Data
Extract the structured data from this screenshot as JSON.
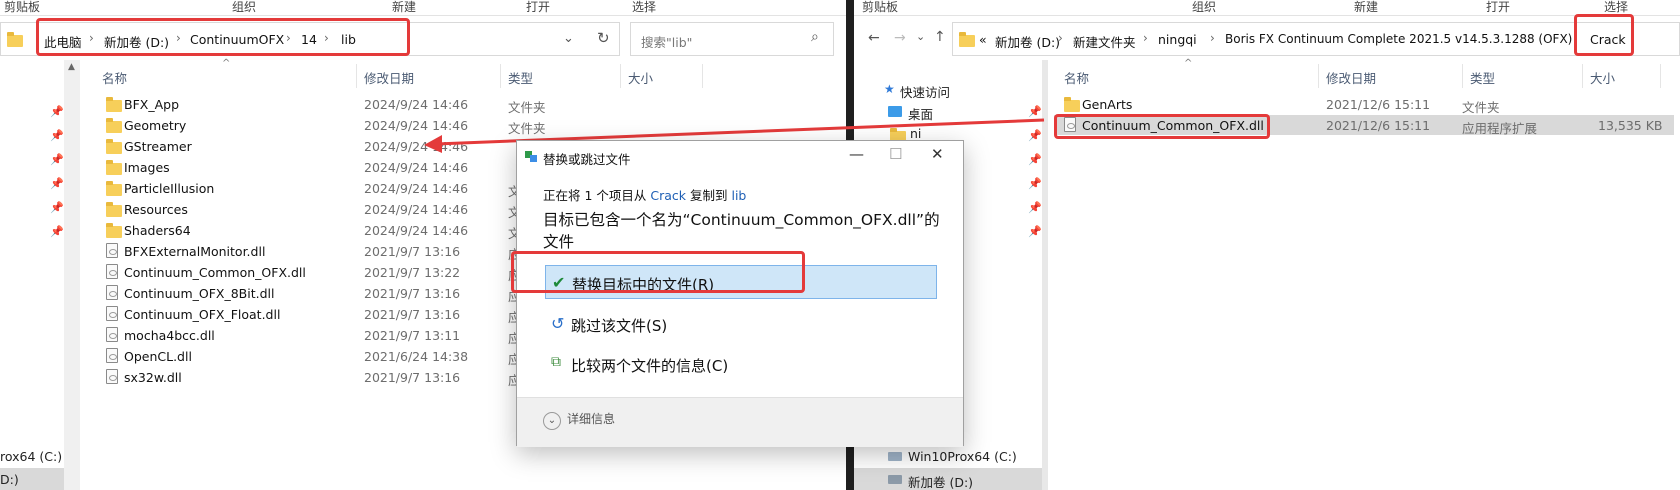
{
  "left": {
    "ribbon": [
      "剪贴板",
      "组织",
      "新建",
      "打开",
      "选择"
    ],
    "breadcrumb": [
      "此电脑",
      "新加卷 (D:)",
      "ContinuumOFX",
      "14",
      "lib"
    ],
    "search_placeholder": "搜索\"lib\"",
    "columns": {
      "name": "名称",
      "date": "修改日期",
      "type": "类型",
      "size": "大小"
    },
    "rows": [
      {
        "name": "BFX_App",
        "date": "2024/9/24 14:46",
        "type": "文件夹",
        "kind": "folder"
      },
      {
        "name": "Geometry",
        "date": "2024/9/24 14:46",
        "type": "文件夹",
        "kind": "folder"
      },
      {
        "name": "GStreamer",
        "date": "2024/9/24 14:46",
        "type": "",
        "kind": "folder"
      },
      {
        "name": "Images",
        "date": "2024/9/24 14:46",
        "type": "",
        "kind": "folder"
      },
      {
        "name": "ParticleIllusion",
        "date": "2024/9/24 14:46",
        "type": "文",
        "kind": "folder"
      },
      {
        "name": "Resources",
        "date": "2024/9/24 14:46",
        "type": "文",
        "kind": "folder"
      },
      {
        "name": "Shaders64",
        "date": "2024/9/24 14:46",
        "type": "文",
        "kind": "folder"
      },
      {
        "name": "BFXExternalMonitor.dll",
        "date": "2021/9/7 13:16",
        "type": "应",
        "kind": "file"
      },
      {
        "name": "Continuum_Common_OFX.dll",
        "date": "2021/9/7 13:22",
        "type": "应",
        "kind": "file"
      },
      {
        "name": "Continuum_OFX_8Bit.dll",
        "date": "2021/9/7 13:16",
        "type": "应",
        "kind": "file"
      },
      {
        "name": "Continuum_OFX_Float.dll",
        "date": "2021/9/7 13:16",
        "type": "应",
        "kind": "file"
      },
      {
        "name": "mocha4bcc.dll",
        "date": "2021/9/7 13:11",
        "type": "应",
        "kind": "file"
      },
      {
        "name": "OpenCL.dll",
        "date": "2021/6/24 14:38",
        "type": "应",
        "kind": "file"
      },
      {
        "name": "sx32w.dll",
        "date": "2021/9/7 13:16",
        "type": "应",
        "kind": "file"
      }
    ],
    "nav_bottom": [
      "rox64 (C:)",
      "D:)"
    ]
  },
  "right": {
    "ribbon": [
      "剪贴板",
      "组织",
      "新建",
      "打开",
      "选择"
    ],
    "breadcrumb": [
      "新加卷 (D:)",
      "新建文件夹",
      "ningqi",
      "Boris FX Continuum Complete 2021.5 v14.5.3.1288 (OFX)",
      "Crack"
    ],
    "breadcrumb_prefix": "«",
    "columns": {
      "name": "名称",
      "date": "修改日期",
      "type": "类型",
      "size": "大小"
    },
    "rows": [
      {
        "name": "GenArts",
        "date": "2021/12/6 15:11",
        "type": "文件夹",
        "size": "",
        "kind": "folder"
      },
      {
        "name": "Continuum_Common_OFX.dll",
        "date": "2021/12/6 15:11",
        "type": "应用程序扩展",
        "size": "13,535 KB",
        "kind": "file",
        "selected": true
      }
    ],
    "nav": [
      "快速访问",
      "桌面",
      "ni"
    ],
    "nav_bottom": [
      "Win10Prox64 (C:)",
      "新加卷 (D:)"
    ]
  },
  "dialog": {
    "title": "替换或跳过文件",
    "line1_prefix": "正在将 1 个项目从 ",
    "line1_src": "Crack",
    "line1_mid": " 复制到 ",
    "line1_dst": "lib",
    "headline": "目标已包含一个名为“Continuum_Common_OFX.dll”的文件",
    "opt_replace": "替换目标中的文件(R)",
    "opt_skip": "跳过该文件(S)",
    "opt_compare": "比较两个文件的信息(C)",
    "details": "详细信息"
  },
  "colors": {
    "highlight_box": "#e43a3a",
    "link": "#1e5fb5",
    "selection": "#cfe6f8"
  }
}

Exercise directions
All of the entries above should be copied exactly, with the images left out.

Solution below
Extract the structured data from this screenshot as JSON.
{
  "left": {
    "ribbon": [
      "剪贴板",
      "组织",
      "新建",
      "打开",
      "选择"
    ],
    "breadcrumb": [
      "此电脑",
      "新加卷 (D:)",
      "ContinuumOFX",
      "14",
      "lib"
    ],
    "search_placeholder": "搜索\"lib\"",
    "columns": {
      "name": "名称",
      "date": "修改日期",
      "type": "类型",
      "size": "大小"
    },
    "rows": [
      {
        "name": "BFX_App",
        "date": "2024/9/24 14:46",
        "type": "文件夹",
        "kind": "folder"
      },
      {
        "name": "Geometry",
        "date": "2024/9/24 14:46",
        "type": "文件夹",
        "kind": "folder"
      },
      {
        "name": "GStreamer",
        "date": "2024/9/24 14:46",
        "type": "",
        "kind": "folder"
      },
      {
        "name": "Images",
        "date": "2024/9/24 14:46",
        "type": "",
        "kind": "folder"
      },
      {
        "name": "ParticleIllusion",
        "date": "2024/9/24 14:46",
        "type": "文",
        "kind": "folder"
      },
      {
        "name": "Resources",
        "date": "2024/9/24 14:46",
        "type": "文",
        "kind": "folder"
      },
      {
        "name": "Shaders64",
        "date": "2024/9/24 14:46",
        "type": "文",
        "kind": "folder"
      },
      {
        "name": "BFXExternalMonitor.dll",
        "date": "2021/9/7 13:16",
        "type": "应",
        "kind": "file"
      },
      {
        "name": "Continuum_Common_OFX.dll",
        "date": "2021/9/7 13:22",
        "type": "应",
        "kind": "file"
      },
      {
        "name": "Continuum_OFX_8Bit.dll",
        "date": "2021/9/7 13:16",
        "type": "应",
        "kind": "file"
      },
      {
        "name": "Continuum_OFX_Float.dll",
        "date": "2021/9/7 13:16",
        "type": "应",
        "kind": "file"
      },
      {
        "name": "mocha4bcc.dll",
        "date": "2021/9/7 13:11",
        "type": "应",
        "kind": "file"
      },
      {
        "name": "OpenCL.dll",
        "date": "2021/6/24 14:38",
        "type": "应",
        "kind": "file"
      },
      {
        "name": "sx32w.dll",
        "date": "2021/9/7 13:16",
        "type": "应",
        "kind": "file"
      }
    ],
    "nav_bottom": [
      "rox64 (C:)",
      "D:)"
    ]
  },
  "right": {
    "ribbon": [
      "剪贴板",
      "组织",
      "新建",
      "打开",
      "选择"
    ],
    "breadcrumb": [
      "新加卷 (D:)",
      "新建文件夹",
      "ningqi",
      "Boris FX Continuum Complete 2021.5 v14.5.3.1288 (OFX)",
      "Crack"
    ],
    "breadcrumb_prefix": "«",
    "columns": {
      "name": "名称",
      "date": "修改日期",
      "type": "类型",
      "size": "大小"
    },
    "rows": [
      {
        "name": "GenArts",
        "date": "2021/12/6 15:11",
        "type": "文件夹",
        "size": "",
        "kind": "folder"
      },
      {
        "name": "Continuum_Common_OFX.dll",
        "date": "2021/12/6 15:11",
        "type": "应用程序扩展",
        "size": "13,535 KB",
        "kind": "file",
        "selected": true
      }
    ],
    "nav": [
      "快速访问",
      "桌面",
      "ni"
    ],
    "nav_bottom": [
      "Win10Prox64 (C:)",
      "新加卷 (D:)"
    ]
  },
  "dialog": {
    "title": "替换或跳过文件",
    "line1_prefix": "正在将 1 个项目从 ",
    "line1_src": "Crack",
    "line1_mid": " 复制到 ",
    "line1_dst": "lib",
    "headline": "目标已包含一个名为“Continuum_Common_OFX.dll”的文件",
    "opt_replace": "替换目标中的文件(R)",
    "opt_skip": "跳过该文件(S)",
    "opt_compare": "比较两个文件的信息(C)",
    "details": "详细信息"
  },
  "colors": {
    "highlight_box": "#e43a3a",
    "link": "#1e5fb5",
    "selection": "#cfe6f8"
  }
}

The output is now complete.